Now, in 2017 that play simply would have gone to the replay-review crew. If you look at the video closely, you can see that plate umpire Mark Carlson made the right call. Morgan’s hand touched the plate just before Zambrano tagged him.

A more colorful description of what happened is in Retrosheet’s boxscore from this game:

pitcher Carlos Zambrano covered the plate on the wild pitch, took the throw from catcher Geovany Soto and tagged the runner; however, HP umpire Mark Carlson ruled that Nyjer Morgan slid under the tag and scored; Zambrano started yelling and gesturing while nose-to-nose with Carlson and was ejected by the umpire; Zambrano made a motion as if to eject Carlson, then threw the ball into left field; as he left the field, Zambrano threw his glove, then attacked a drink dispenser in the dugout with a bat

You can see all that happen in the video above.

Big Z got a six-game suspension for bumping Carlson and did not appeal. The Cubs wound up winning that game 5-2 with a three-run eighth inning.

Personally, I don’t really miss those kinds of things happening at baseball games. You get a close play on the field, there’s no yelling and screaming and umpire-bumping, it simply goes to the review crew and a decision is made. Perhaps you do miss such things and call them “colorful.” I like things better now.

Carlos Zambrano appeared at Wrigley Field earlier this week and threw out a pregame ceremonial pitch. He looked in playing shape. It is sobering to consider that Zambrano, who last threw a big-league pitch in 2012, is nearly three years younger than John Lackey and only about two and a half years older than Jon Lester. If Z had been able to harness his emotions into his pitching instead of outbursts, he might still be on a big-league roster somewhere. It’s a shame, because he had tremendous physical talent. There was a time when I thought he’d be a lifetime Cub and perhaps even become the best pitcher in team history.

Instead, we got more outbursts like this one, including the 2011 incident in which he cleaned out his locker in Atlanta and left the team.
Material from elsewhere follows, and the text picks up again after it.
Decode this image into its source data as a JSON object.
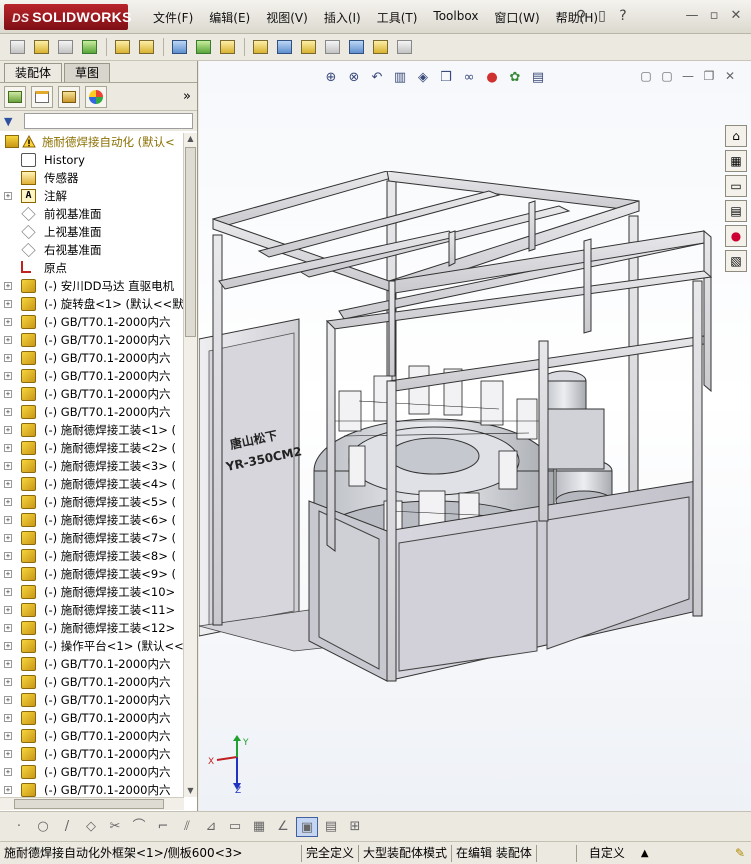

That was the last time he pitched for the Cubs. It’s really a shame.